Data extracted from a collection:
*** Begin section ***

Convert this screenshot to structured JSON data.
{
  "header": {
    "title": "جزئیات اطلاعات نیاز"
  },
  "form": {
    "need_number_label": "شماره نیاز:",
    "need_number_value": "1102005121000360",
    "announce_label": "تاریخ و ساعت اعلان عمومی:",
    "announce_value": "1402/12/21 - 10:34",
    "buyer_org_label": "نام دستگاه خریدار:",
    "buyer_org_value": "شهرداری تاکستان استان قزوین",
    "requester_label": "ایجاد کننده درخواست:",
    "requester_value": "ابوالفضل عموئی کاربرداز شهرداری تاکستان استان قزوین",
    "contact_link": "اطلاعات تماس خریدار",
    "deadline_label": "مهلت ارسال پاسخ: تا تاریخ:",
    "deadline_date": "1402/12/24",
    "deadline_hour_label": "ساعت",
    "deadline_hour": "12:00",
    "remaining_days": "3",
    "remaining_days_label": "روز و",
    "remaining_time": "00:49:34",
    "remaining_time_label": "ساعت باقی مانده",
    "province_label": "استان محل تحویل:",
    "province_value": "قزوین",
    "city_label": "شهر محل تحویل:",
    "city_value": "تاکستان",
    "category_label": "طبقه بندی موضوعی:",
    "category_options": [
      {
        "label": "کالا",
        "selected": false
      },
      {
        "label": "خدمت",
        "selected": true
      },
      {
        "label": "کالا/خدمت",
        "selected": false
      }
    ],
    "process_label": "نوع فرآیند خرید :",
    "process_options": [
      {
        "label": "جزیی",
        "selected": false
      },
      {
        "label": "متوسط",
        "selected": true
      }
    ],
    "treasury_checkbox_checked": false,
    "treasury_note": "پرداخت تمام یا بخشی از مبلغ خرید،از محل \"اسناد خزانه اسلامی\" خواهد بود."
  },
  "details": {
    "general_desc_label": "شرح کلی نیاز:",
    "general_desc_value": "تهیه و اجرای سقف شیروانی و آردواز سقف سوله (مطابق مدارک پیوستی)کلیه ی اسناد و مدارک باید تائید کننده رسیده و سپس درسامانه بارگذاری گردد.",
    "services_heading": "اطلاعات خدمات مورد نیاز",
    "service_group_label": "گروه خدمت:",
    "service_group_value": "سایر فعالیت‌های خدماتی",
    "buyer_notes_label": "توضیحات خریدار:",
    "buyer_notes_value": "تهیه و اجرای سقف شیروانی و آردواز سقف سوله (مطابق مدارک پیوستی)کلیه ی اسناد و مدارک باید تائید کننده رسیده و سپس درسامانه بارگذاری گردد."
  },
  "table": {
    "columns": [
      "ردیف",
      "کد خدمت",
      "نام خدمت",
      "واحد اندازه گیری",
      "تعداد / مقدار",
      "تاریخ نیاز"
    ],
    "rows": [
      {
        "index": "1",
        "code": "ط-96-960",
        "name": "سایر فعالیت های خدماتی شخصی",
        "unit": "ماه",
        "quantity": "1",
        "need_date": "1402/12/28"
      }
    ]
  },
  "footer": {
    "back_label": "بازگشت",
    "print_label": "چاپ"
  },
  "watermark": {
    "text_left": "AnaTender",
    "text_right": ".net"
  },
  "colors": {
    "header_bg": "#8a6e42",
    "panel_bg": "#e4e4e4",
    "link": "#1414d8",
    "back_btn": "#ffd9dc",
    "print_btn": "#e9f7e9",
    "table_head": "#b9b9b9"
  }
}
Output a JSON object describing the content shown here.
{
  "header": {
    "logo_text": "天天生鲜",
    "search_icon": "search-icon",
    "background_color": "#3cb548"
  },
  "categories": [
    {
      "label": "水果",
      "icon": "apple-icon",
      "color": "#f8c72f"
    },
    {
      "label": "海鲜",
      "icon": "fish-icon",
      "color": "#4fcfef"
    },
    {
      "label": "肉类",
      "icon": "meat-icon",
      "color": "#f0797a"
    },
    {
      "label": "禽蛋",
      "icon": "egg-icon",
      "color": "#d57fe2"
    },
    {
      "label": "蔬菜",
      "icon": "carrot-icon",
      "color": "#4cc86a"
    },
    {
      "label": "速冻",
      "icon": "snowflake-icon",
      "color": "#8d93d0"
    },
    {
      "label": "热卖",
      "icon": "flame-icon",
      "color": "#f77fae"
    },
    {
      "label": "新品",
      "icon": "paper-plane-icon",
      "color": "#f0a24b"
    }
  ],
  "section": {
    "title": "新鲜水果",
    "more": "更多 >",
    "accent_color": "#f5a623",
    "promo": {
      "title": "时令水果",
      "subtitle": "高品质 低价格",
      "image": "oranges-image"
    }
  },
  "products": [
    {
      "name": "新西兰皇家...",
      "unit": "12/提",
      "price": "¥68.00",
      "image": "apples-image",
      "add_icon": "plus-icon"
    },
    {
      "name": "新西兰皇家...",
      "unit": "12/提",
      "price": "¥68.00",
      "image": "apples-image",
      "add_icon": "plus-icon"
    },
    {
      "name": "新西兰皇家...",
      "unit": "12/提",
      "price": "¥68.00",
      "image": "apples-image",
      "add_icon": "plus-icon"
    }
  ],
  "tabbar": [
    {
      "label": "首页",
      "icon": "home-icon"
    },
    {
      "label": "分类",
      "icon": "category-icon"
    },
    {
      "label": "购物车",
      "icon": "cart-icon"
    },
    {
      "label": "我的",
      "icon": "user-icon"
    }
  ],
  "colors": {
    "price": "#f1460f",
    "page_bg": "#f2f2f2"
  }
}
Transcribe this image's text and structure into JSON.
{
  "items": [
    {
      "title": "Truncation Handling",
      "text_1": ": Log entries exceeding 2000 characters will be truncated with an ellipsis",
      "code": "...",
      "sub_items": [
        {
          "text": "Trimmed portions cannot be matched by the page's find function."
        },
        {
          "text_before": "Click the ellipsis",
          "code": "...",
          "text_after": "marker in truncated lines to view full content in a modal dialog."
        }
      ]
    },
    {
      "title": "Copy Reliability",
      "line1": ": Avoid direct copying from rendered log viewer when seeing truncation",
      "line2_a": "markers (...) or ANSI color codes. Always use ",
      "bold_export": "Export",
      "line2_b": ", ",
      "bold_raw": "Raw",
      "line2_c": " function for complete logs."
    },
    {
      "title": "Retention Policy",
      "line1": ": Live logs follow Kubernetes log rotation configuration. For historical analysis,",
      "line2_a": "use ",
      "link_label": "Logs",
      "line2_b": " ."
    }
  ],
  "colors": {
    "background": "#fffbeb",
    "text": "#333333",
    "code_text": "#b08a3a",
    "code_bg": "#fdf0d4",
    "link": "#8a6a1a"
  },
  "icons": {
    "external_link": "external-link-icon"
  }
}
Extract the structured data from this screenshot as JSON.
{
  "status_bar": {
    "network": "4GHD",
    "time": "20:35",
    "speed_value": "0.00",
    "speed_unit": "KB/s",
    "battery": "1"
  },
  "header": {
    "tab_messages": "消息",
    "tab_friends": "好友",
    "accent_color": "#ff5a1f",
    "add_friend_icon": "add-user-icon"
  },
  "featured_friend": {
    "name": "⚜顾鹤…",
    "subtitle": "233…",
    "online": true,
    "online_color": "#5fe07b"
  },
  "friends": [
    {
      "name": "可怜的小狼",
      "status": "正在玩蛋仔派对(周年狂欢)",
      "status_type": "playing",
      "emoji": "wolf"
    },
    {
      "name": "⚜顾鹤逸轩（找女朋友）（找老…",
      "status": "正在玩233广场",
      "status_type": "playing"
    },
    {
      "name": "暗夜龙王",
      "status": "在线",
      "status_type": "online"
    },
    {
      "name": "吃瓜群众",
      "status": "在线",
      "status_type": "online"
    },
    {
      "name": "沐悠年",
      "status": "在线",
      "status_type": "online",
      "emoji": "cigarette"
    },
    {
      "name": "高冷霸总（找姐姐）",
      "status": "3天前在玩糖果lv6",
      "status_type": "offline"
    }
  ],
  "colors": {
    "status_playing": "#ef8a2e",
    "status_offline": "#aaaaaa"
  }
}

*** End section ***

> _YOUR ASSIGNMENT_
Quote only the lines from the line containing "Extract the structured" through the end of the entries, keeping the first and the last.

> _ANSWER SECTION_
Extract the structured data from this screenshot as JSON.
{
  "status_bar": {
    "network": "4GHD",
    "time": "20:35",
    "speed_value": "0.00",
    "speed_unit": "KB/s",
    "battery": "1"
  },
  "header": {
    "tab_messages": "消息",
    "tab_friends": "好友",
    "accent_color": "#ff5a1f",
    "add_friend_icon": "add-user-icon"
  },
  "featured_friend": {
    "name": "⚜顾鹤…",
    "subtitle": "233…",
    "online": true,
    "online_color": "#5fe07b"
  },
  "friends": [
    {
      "name": "可怜的小狼",
      "status": "正在玩蛋仔派对(周年狂欢)",
      "status_type": "playing",
      "emoji": "wolf"
    },
    {
      "name": "⚜顾鹤逸轩（找女朋友）（找老…",
      "status": "正在玩233广场",
      "status_type": "playing"
    },
    {
      "name": "暗夜龙王",
      "status": "在线",
      "status_type": "online"
    },
    {
      "name": "吃瓜群众",
      "status": "在线",
      "status_type": "online"
    },
    {
      "name": "沐悠年",
      "status": "在线",
      "status_type": "online",
      "emoji": "cigarette"
    },
    {
      "name": "高冷霸总（找姐姐）",
      "status": "3天前在玩糖果lv6",
      "status_type": "offline"
    }
  ],
  "colors": {
    "status_playing": "#ef8a2e",
    "status_offline": "#aaaaaa"
  }
}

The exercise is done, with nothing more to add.